The first romance novel
I ever read was Kathleen Woodiwiss’s The Flame and the Flower. I read it in 1977. I remember
sitting on the end of my bed in an apartment where I only lived for six
months and reading the end. My ironing board was up, my iron plugged
in, a dress waiting to be pressed. Wherever it was I was going, I didn’t
make it. I had to finish the book.
Strangely enough, that was the only romance I read
for a long time. I read Colleen McCullough and Phyllis Whitney and
Sidney Sheldon and
Jackie Collins . . . but no more romance. Not until ten years later when
a bookstore owner in Dallas introduced me to Sandra Brown, Linda Howard,
Diana Palmer, and Elizabeth Lowell. From the get-go, I was hooked on
authors who wrote the hot stuff. I couldn’t get enough. I was in
line for their every new release.
Is it any wonder my own writing traveled the same
path? Or that one of the first writing contests I won was for sexual
tension? I sold my
first book in 1993, and during the editing process I was asked to cut
a shower scene. That same scene would be considered tame by today’s
standards, but my editor at the time (who just happens to be one of my
editors now) felt it was too risqué. My, how far we’ve come!
I’ve now written over thirty novels and novellas, almost all of
them published under an imprint showcasing steamy stories. There are
those who contend that certain authors are predisposed to writing with
an erotic voice, style, tone, whatever. In other words, we can’t
help it. We’re born that way. All I know is that this is how I
write. And if you’ve picked up this book, then you know the same
Now, what am I going to do for you? Well, I’m going to guide you
through taking that natural talent you have and combining it with your
love for reading erotic romance so that you come out on the other side
with a novel a publisher can’t wait to snap up. To get in as much
information as I can, I’ve divided this text into six separate
sections discussing the craft of fiction, the erotic component, and giving
readers what they want.
In Part 1: What Is a Romance, and How Do I Know
if It’s Erotic?,
I’ll show you ways to implement storytelling fundamentals within
your erotic romance.
In Part 2: Lust At First Sight: The External Journey,
you through several methods of plotting a novel and how to look for erotic
In Part 3: Who Do You Love?: The Emotional Journey,
on your erotic romance’s love story.
In Part 4: Tangled Sheets: The Physical Journey, we’ll
cover the intimate and sexual components of romance.
Part 5: Talk Dirty To Me: Writing Explicit Sex is
get down and dirty with body parts, toys, and games.
And you won’t want to miss Part 6: Satisfy
Me: Meeting Reader’s
Expectations. This is the section where we look at what a reader wants,
and figure out how to give it to her!
At the end of the book, I’ve included several
appendices. One is a glossary of specific words defined throughout
the text. There is
also a comprehensive list of publishers looking for erotica and erotic

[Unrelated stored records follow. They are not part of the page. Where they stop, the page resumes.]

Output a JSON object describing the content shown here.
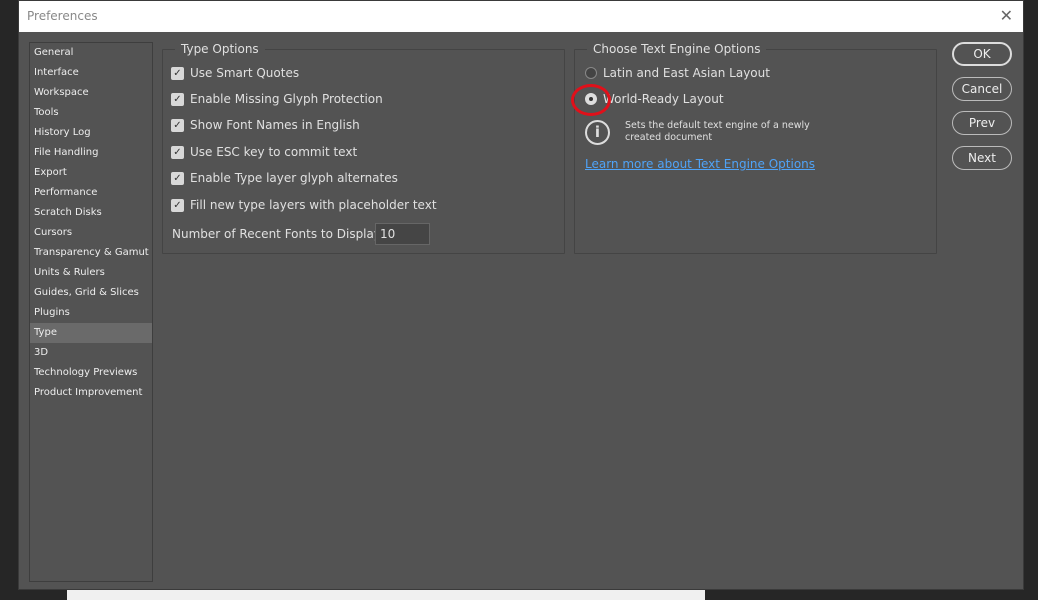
{
  "window": {
    "title": "Preferences",
    "close": "✕"
  },
  "sidebar": {
    "items": [
      {
        "label": "General"
      },
      {
        "label": "Interface"
      },
      {
        "label": "Workspace"
      },
      {
        "label": "Tools"
      },
      {
        "label": "History Log"
      },
      {
        "label": "File Handling"
      },
      {
        "label": "Export"
      },
      {
        "label": "Performance"
      },
      {
        "label": "Scratch Disks"
      },
      {
        "label": "Cursors"
      },
      {
        "label": "Transparency & Gamut"
      },
      {
        "label": "Units & Rulers"
      },
      {
        "label": "Guides, Grid & Slices"
      },
      {
        "label": "Plugins"
      },
      {
        "label": "Type"
      },
      {
        "label": "3D"
      },
      {
        "label": "Technology Previews"
      },
      {
        "label": "Product Improvement"
      }
    ],
    "selected": "Type"
  },
  "type_options": {
    "title": "Type Options",
    "checkboxes": [
      {
        "label": "Use Smart Quotes",
        "checked": true
      },
      {
        "label": "Enable Missing Glyph Protection",
        "checked": true
      },
      {
        "label": "Show Font Names in English",
        "checked": true
      },
      {
        "label": "Use ESC key to commit text",
        "checked": true
      },
      {
        "label": "Enable Type layer glyph alternates",
        "checked": true
      },
      {
        "label": "Fill new type layers with placeholder text",
        "checked": true
      }
    ],
    "recent_fonts_label": "Number of Recent Fonts to Display:",
    "recent_fonts_value": "10"
  },
  "engine": {
    "title": "Choose Text Engine Options",
    "options": [
      {
        "label": "Latin and East Asian Layout",
        "selected": false
      },
      {
        "label": "World-Ready Layout",
        "selected": true
      }
    ],
    "info": "Sets the default text engine of a newly created document",
    "link": "Learn more about Text Engine Options",
    "annotation_color": "#e0101a"
  },
  "buttons": {
    "ok": "OK",
    "cancel": "Cancel",
    "prev": "Prev",
    "next": "Next"
  }
}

romance, as well as several resources to help you on your writing journey.
I also picked the brains of several published authors and put together
a roundtable discussion on the genre.
I hope you enjoy what the experts have to say!
Additionally, you’ll find extra nuggets of advice in the form
of sidebars sprinkled throughout this book. These little jewels offer
tips, definitions, and words of wisdom from pros in the writing field.
Here’s how you’ll find them listed:
Pillow Talk - This sidebar offers definitions and explanations for terms
and expressions that will help you understand more about writing erotic
Scorchers - You’ll want to check out these
hot tips guaranteed to keep you on track and help you add the sizzle
readers want to your
Naughty, Naughty – These mistakes are ones you’ll want to
avoid in order to write the best erotic romance you possibly can – one
readers will be clamoring for.
Slip of the Tongue – In this sidebar, you’ll
find comments, advice, insights, and anecdotes from a number of authors.